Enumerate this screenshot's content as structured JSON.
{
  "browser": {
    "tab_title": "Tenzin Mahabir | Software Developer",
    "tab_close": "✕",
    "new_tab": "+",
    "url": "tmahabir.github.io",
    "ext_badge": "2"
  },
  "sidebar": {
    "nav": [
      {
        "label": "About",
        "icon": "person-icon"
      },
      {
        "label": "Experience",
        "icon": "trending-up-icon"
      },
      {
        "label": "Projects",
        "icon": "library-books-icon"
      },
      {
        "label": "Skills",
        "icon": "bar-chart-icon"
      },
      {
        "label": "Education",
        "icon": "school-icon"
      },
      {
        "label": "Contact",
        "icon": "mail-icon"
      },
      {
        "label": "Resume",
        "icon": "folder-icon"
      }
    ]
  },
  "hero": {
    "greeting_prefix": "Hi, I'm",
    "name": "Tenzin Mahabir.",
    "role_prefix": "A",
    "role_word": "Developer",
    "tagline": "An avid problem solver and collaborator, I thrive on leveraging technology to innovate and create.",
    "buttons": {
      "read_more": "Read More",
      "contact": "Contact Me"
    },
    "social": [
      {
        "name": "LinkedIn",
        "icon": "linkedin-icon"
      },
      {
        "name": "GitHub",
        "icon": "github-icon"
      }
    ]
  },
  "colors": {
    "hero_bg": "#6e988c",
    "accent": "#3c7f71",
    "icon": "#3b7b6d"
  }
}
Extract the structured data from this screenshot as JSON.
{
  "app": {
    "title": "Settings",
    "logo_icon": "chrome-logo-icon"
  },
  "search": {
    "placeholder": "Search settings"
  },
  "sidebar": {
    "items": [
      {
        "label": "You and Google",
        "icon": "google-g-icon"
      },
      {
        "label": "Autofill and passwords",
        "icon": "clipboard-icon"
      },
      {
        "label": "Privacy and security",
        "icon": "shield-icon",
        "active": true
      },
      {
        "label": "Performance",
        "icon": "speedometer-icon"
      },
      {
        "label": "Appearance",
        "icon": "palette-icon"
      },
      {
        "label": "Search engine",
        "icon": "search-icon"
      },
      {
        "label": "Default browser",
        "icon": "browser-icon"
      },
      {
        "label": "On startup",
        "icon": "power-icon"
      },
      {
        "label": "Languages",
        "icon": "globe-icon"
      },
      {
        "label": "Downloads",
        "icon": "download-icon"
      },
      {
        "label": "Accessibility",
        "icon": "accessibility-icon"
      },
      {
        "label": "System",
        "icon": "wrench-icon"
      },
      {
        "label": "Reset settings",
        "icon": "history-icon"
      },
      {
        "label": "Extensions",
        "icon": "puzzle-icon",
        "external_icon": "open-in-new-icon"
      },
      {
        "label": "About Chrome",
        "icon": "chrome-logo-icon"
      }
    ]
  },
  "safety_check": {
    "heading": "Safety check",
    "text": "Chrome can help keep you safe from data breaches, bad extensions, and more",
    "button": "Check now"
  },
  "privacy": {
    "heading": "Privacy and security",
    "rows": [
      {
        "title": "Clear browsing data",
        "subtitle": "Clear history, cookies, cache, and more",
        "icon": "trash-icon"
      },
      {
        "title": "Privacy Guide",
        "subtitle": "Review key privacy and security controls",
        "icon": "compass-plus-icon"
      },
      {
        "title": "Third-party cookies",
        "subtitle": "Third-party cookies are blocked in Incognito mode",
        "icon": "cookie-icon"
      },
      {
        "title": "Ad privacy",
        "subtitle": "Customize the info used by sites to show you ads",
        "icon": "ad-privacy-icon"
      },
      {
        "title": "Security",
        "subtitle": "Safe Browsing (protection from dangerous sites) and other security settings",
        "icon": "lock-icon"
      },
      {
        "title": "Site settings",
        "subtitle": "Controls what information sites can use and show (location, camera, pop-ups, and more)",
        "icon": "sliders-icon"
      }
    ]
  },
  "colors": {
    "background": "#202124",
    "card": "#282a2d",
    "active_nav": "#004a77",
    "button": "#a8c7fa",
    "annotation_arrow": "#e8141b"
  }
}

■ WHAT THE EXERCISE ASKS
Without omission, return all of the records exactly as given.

■ RESPONSE
Enumerate this screenshot's content as structured JSON.
{
  "browser": {
    "tab_title": "Tenzin Mahabir | Software Developer",
    "tab_close": "✕",
    "new_tab": "+",
    "url": "tmahabir.github.io",
    "ext_badge": "2"
  },
  "sidebar": {
    "nav": [
      {
        "label": "About",
        "icon": "person-icon"
      },
      {
        "label": "Experience",
        "icon": "trending-up-icon"
      },
      {
        "label": "Projects",
        "icon": "library-books-icon"
      },
      {
        "label": "Skills",
        "icon": "bar-chart-icon"
      },
      {
        "label": "Education",
        "icon": "school-icon"
      },
      {
        "label": "Contact",
        "icon": "mail-icon"
      },
      {
        "label": "Resume",
        "icon": "folder-icon"
      }
    ]
  },
  "hero": {
    "greeting_prefix": "Hi, I'm",
    "name": "Tenzin Mahabir.",
    "role_prefix": "A",
    "role_word": "Developer",
    "tagline": "An avid problem solver and collaborator, I thrive on leveraging technology to innovate and create.",
    "buttons": {
      "read_more": "Read More",
      "contact": "Contact Me"
    },
    "social": [
      {
        "name": "LinkedIn",
        "icon": "linkedin-icon"
      },
      {
        "name": "GitHub",
        "icon": "github-icon"
      }
    ]
  },
  "colors": {
    "hero_bg": "#6e988c",
    "accent": "#3c7f71",
    "icon": "#3b7b6d"
  }
}
Extract the structured data from this screenshot as JSON.
{
  "app": {
    "title": "Settings",
    "logo_icon": "chrome-logo-icon"
  },
  "search": {
    "placeholder": "Search settings"
  },
  "sidebar": {
    "items": [
      {
        "label": "You and Google",
        "icon": "google-g-icon"
      },
      {
        "label": "Autofill and passwords",
        "icon": "clipboard-icon"
      },
      {
        "label": "Privacy and security",
        "icon": "shield-icon",
        "active": true
      },
      {
        "label": "Performance",
        "icon": "speedometer-icon"
      },
      {
        "label": "Appearance",
        "icon": "palette-icon"
      },
      {
        "label": "Search engine",
        "icon": "search-icon"
      },
      {
        "label": "Default browser",
        "icon": "browser-icon"
      },
      {
        "label": "On startup",
        "icon": "power-icon"
      },
      {
        "label": "Languages",
        "icon": "globe-icon"
      },
      {
        "label": "Downloads",
        "icon": "download-icon"
      },
      {
        "label": "Accessibility",
        "icon": "accessibility-icon"
      },
      {
        "label": "System",
        "icon": "wrench-icon"
      },
      {
        "label": "Reset settings",
        "icon": "history-icon"
      },
      {
        "label": "Extensions",
        "icon": "puzzle-icon",
        "external_icon": "open-in-new-icon"
      },
      {
        "label": "About Chrome",
        "icon": "chrome-logo-icon"
      }
    ]
  },
  "safety_check": {
    "heading": "Safety check",
    "text": "Chrome can help keep you safe from data breaches, bad extensions, and more",
    "button": "Check now"
  },
  "privacy": {
    "heading": "Privacy and security",
    "rows": [
      {
        "title": "Clear browsing data",
        "subtitle": "Clear history, cookies, cache, and more",
        "icon": "trash-icon"
      },
      {
        "title": "Privacy Guide",
        "subtitle": "Review key privacy and security controls",
        "icon": "compass-plus-icon"
      },
      {
        "title": "Third-party cookies",
        "subtitle": "Third-party cookies are blocked in Incognito mode",
        "icon": "cookie-icon"
      },
      {
        "title": "Ad privacy",
        "subtitle": "Customize the info used by sites to show you ads",
        "icon": "ad-privacy-icon"
      },
      {
        "title": "Security",
        "subtitle": "Safe Browsing (protection from dangerous sites) and other security settings",
        "icon": "lock-icon"
      },
      {
        "title": "Site settings",
        "subtitle": "Controls what information sites can use and show (location, camera, pop-ups, and more)",
        "icon": "sliders-icon"
      }
    ]
  },
  "colors": {
    "background": "#202124",
    "card": "#282a2d",
    "active_nav": "#004a77",
    "button": "#a8c7fa",
    "annotation_arrow": "#e8141b"
  }
}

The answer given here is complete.